Grand Rounds: Is it precocious puberty? Should you refer?

March 1, 2007

True precocious puberty differs from premature adrenarche and premature thelarche. Understanding normal sexual development and these common variants will help ob/gyns make the correct diagnosis and appropriate referrals.

Several reports have suggested, in the last decade or so, that normal girls are now maturing earlier than in the past. That research has prompted alarming write-ups in the popular press and brought many worried parents into the doctor's office. To help bring a balanced perspective to this issue, it's necessary to first review normal female puberty and emphasize the important difference between early breast development and early growth of pubic hair.

Of course, arriving at a balanced view also requires a closer look at the studies that suggest that, at least in the United States, puberty is starting earlier than in the past, and earlier in black girls than in white girls. We'll also discuss the phenomenon of isolated menses in prepubertal girls, and finally touch on what factors to weigh when deciding which girls need treatment. Our basic goal here is to help you decide when early puberty is likely to be a normal variant and can be observed, and when it should be promptly referred to a specialist for further evaluation.

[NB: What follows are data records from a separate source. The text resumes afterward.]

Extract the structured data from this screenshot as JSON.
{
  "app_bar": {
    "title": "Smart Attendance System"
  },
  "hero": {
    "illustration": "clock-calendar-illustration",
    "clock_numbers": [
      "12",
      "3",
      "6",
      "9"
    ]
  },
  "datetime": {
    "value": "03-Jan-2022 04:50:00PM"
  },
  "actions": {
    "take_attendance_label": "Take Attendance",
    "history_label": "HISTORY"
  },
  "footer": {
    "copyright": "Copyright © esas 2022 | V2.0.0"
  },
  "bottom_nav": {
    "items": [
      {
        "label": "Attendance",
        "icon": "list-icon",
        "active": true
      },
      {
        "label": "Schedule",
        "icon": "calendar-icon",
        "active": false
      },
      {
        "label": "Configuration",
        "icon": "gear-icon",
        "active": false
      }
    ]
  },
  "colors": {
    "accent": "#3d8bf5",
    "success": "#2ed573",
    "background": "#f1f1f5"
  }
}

Normal female puberty and normal variants

The first observable result is breast budding (thelarche) and enlargement of the nipples and areola; the growth spurt starts very soon thereafter. When examining chubby girls, you may find it challenging to make this distinction, but palpation should help you distinguish the firmer glandular breast tissue from the surrounding adipose tissue. The average time from breast budding to menarche, which requires the development of mid-cycle surges of LH, is about 2.5 years, but it varies widely from child to child.

Many clinicians don't realize how pubic and axillary hair fit into the process of pubertal maturation. Their appearance is unrelated to activation of the HPG axis but results from a developmental increase in adrenal androgen production, a process known as adrenarche, which often occurs at about the same time as gonadarche. A characteristic axillary odor generally appears around the same time. Although adrenarche frequently occurs around the same time as thelarche, in some normal girls pubic hair may appear several years before thelarche. When this occurs before age 8 as an isolated finding, it is called premature adrenarche. Parents can be reassured that this is a common normal variation with no implications for the age at menarche or the age at which growth is completed.

A second common normal variation is premature thelarche, in which breast tissue appears in a young girl, usually before 3 years of age, with either very slow or no progression over time, and normal growth. It is quite rare to see true precocious puberty before age 3 or ovarian tumors at any age, so the diagnosis can generally be made clinically. My review of 104 consecutive children (90 girls) evaluated for signs of early puberty found that premature adrenarche and premature thelarche together made up about two thirds of the girls referred.1

Is female puberty starting earlier?

The textbook definition of precocious female puberty is the appearance of breast tissue or pubic hair before age 8. Unfortunately that definition is based on a small number of US studies in the mid-1900s and a much better study of English white girls published in 1969, which placed the mean age of breast development at about 11, with very few girls reaching puberty before 8 years of age.2